- TRY IT: Lines below that include "name" are the answer; copy each one.

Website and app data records
+===+

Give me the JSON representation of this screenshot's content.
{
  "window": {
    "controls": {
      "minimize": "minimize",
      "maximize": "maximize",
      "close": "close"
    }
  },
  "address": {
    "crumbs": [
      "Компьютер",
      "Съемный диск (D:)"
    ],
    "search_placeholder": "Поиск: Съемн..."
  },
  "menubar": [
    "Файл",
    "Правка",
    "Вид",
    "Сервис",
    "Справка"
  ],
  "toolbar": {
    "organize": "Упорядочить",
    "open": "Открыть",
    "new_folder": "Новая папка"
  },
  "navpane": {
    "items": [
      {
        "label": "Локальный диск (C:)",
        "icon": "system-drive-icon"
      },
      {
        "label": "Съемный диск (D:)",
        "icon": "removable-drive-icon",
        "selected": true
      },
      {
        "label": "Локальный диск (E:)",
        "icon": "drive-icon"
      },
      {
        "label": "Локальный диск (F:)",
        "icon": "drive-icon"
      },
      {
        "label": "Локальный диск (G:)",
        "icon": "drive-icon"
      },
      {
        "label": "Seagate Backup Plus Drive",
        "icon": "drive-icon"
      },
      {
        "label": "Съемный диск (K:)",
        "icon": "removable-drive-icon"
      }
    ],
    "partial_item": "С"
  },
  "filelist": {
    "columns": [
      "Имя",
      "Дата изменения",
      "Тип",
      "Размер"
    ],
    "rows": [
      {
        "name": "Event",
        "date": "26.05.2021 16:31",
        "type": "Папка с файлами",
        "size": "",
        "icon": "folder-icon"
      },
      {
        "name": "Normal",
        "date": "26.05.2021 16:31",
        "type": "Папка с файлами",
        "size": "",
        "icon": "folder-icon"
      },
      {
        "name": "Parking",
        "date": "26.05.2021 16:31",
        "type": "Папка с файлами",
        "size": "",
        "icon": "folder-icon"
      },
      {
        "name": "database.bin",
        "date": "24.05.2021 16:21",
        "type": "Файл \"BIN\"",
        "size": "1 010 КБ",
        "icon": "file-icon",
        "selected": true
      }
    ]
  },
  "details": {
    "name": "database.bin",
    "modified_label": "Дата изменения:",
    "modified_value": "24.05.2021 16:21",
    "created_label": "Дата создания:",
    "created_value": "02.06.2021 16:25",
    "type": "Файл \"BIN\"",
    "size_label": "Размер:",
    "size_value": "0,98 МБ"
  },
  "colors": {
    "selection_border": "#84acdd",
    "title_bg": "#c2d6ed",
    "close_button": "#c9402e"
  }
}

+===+

- OUTPUT BELOW:
        "name": "Event",
        "name": "Normal",
        "name": "Parking",
        "name": "database.bin",
    "name": "database.bin",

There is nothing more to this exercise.